** Records provided follows **

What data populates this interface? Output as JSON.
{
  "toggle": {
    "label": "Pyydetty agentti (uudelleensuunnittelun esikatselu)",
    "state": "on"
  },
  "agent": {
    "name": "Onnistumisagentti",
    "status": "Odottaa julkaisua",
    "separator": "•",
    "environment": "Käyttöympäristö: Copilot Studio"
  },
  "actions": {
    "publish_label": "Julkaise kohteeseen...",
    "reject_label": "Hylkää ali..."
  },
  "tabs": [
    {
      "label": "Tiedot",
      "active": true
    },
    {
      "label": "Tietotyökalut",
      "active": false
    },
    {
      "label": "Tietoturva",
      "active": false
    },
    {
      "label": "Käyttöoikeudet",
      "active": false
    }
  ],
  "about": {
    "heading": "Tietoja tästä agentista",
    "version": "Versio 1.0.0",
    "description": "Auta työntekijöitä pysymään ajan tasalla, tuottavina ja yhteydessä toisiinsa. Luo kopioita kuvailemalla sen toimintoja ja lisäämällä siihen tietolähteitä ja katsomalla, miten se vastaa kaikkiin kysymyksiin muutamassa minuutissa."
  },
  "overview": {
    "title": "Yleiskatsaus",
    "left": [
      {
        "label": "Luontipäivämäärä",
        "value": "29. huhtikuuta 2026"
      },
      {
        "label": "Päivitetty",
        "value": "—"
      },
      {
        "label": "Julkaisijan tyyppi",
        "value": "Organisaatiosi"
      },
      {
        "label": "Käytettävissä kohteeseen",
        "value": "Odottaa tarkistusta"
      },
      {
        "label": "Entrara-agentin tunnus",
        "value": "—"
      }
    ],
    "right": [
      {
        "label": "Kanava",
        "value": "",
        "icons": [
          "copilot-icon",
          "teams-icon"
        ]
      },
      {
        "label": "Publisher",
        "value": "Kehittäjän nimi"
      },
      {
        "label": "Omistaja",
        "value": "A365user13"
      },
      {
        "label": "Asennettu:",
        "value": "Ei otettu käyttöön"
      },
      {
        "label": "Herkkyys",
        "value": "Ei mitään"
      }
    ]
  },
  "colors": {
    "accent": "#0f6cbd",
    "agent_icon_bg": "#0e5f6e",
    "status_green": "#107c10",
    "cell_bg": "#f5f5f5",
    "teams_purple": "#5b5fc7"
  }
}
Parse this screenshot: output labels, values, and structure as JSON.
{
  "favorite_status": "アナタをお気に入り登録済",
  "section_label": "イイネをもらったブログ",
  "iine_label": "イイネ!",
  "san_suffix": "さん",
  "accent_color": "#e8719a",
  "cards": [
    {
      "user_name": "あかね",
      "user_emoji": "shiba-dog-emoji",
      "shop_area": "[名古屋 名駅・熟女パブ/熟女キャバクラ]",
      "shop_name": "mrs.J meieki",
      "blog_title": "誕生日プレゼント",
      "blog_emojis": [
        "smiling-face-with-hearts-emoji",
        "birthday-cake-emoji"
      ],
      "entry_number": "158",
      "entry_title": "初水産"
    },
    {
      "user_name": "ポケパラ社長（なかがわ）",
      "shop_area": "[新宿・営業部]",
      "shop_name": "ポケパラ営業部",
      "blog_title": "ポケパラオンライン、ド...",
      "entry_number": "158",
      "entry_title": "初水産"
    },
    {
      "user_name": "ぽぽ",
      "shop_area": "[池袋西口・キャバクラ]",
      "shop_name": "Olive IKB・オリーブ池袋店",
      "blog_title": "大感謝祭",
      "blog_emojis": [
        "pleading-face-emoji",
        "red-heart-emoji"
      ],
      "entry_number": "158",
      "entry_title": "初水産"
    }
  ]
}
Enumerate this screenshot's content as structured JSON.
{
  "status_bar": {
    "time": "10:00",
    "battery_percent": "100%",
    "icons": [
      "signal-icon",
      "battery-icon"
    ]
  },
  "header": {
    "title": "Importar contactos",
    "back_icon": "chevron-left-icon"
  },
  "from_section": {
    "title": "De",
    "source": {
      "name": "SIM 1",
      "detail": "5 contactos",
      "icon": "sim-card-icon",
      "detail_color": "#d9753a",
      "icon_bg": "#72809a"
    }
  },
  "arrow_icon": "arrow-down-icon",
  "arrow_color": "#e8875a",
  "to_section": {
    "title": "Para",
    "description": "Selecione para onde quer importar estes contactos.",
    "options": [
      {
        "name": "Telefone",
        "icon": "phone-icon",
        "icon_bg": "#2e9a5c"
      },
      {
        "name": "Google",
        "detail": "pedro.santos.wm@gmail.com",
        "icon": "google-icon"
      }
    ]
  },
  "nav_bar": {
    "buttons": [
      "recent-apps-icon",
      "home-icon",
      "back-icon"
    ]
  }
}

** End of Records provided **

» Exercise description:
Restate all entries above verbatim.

» Written response:
What data populates this interface? Output as JSON.
{
  "toggle": {
    "label": "Pyydetty agentti (uudelleensuunnittelun esikatselu)",
    "state": "on"
  },
  "agent": {
    "name": "Onnistumisagentti",
    "status": "Odottaa julkaisua",
    "separator": "•",
    "environment": "Käyttöympäristö: Copilot Studio"
  },
  "actions": {
    "publish_label": "Julkaise kohteeseen...",
    "reject_label": "Hylkää ali..."
  },
  "tabs": [
    {
      "label": "Tiedot",
      "active": true
    },
    {
      "label": "Tietotyökalut",
      "active": false
    },
    {
      "label": "Tietoturva",
      "active": false
    },
    {
      "label": "Käyttöoikeudet",
      "active": false
    }
  ],
  "about": {
    "heading": "Tietoja tästä agentista",
    "version": "Versio 1.0.0",
    "description": "Auta työntekijöitä pysymään ajan tasalla, tuottavina ja yhteydessä toisiinsa. Luo kopioita kuvailemalla sen toimintoja ja lisäämällä siihen tietolähteitä ja katsomalla, miten se vastaa kaikkiin kysymyksiin muutamassa minuutissa."
  },
  "overview": {
    "title": "Yleiskatsaus",
    "left": [
      {
        "label": "Luontipäivämäärä",
        "value": "29. huhtikuuta 2026"
      },
      {
        "label": "Päivitetty",
        "value": "—"
      },
      {
        "label": "Julkaisijan tyyppi",
        "value": "Organisaatiosi"
      },
      {
        "label": "Käytettävissä kohteeseen",
        "value": "Odottaa tarkistusta"
      },
      {
        "label": "Entrara-agentin tunnus",
        "value": "—"
      }
    ],
    "right": [
      {
        "label": "Kanava",
        "value": "",
        "icons": [
          "copilot-icon",
          "teams-icon"
        ]
      },
      {
        "label": "Publisher",
        "value": "Kehittäjän nimi"
      },
      {
        "label": "Omistaja",
        "value": "A365user13"
      },
      {
        "label": "Asennettu:",
        "value": "Ei otettu käyttöön"
      },
      {
        "label": "Herkkyys",
        "value": "Ei mitään"
      }
    ]
  },
  "colors": {
    "accent": "#0f6cbd",
    "agent_icon_bg": "#0e5f6e",
    "status_green": "#107c10",
    "cell_bg": "#f5f5f5",
    "teams_purple": "#5b5fc7"
  }
}
Parse this screenshot: output labels, values, and structure as JSON.
{
  "favorite_status": "アナタをお気に入り登録済",
  "section_label": "イイネをもらったブログ",
  "iine_label": "イイネ!",
  "san_suffix": "さん",
  "accent_color": "#e8719a",
  "cards": [
    {
      "user_name": "あかね",
      "user_emoji": "shiba-dog-emoji",
      "shop_area": "[名古屋 名駅・熟女パブ/熟女キャバクラ]",
      "shop_name": "mrs.J meieki",
      "blog_title": "誕生日プレゼント",
      "blog_emojis": [
        "smiling-face-with-hearts-emoji",
        "birthday-cake-emoji"
      ],
      "entry_number": "158",
      "entry_title": "初水産"
    },
    {
      "user_name": "ポケパラ社長（なかがわ）",
      "shop_area": "[新宿・営業部]",
      "shop_name": "ポケパラ営業部",
      "blog_title": "ポケパラオンライン、ド...",
      "entry_number": "158",
      "entry_title": "初水産"
    },
    {
      "user_name": "ぽぽ",
      "shop_area": "[池袋西口・キャバクラ]",
      "shop_name": "Olive IKB・オリーブ池袋店",
      "blog_title": "大感謝祭",
      "blog_emojis": [
        "pleading-face-emoji",
        "red-heart-emoji"
      ],
      "entry_number": "158",
      "entry_title": "初水産"
    }
  ]
}
Enumerate this screenshot's content as structured JSON.
{
  "status_bar": {
    "time": "10:00",
    "battery_percent": "100%",
    "icons": [
      "signal-icon",
      "battery-icon"
    ]
  },
  "header": {
    "title": "Importar contactos",
    "back_icon": "chevron-left-icon"
  },
  "from_section": {
    "title": "De",
    "source": {
      "name": "SIM 1",
      "detail": "5 contactos",
      "icon": "sim-card-icon",
      "detail_color": "#d9753a",
      "icon_bg": "#72809a"
    }
  },
  "arrow_icon": "arrow-down-icon",
  "arrow_color": "#e8875a",
  "to_section": {
    "title": "Para",
    "description": "Selecione para onde quer importar estes contactos.",
    "options": [
      {
        "name": "Telefone",
        "icon": "phone-icon",
        "icon_bg": "#2e9a5c"
      },
      {
        "name": "Google",
        "detail": "pedro.santos.wm@gmail.com",
        "icon": "google-icon"
      }
    ]
  },
  "nav_bar": {
    "buttons": [
      "recent-apps-icon",
      "home-icon",
      "back-icon"
    ]
  }
}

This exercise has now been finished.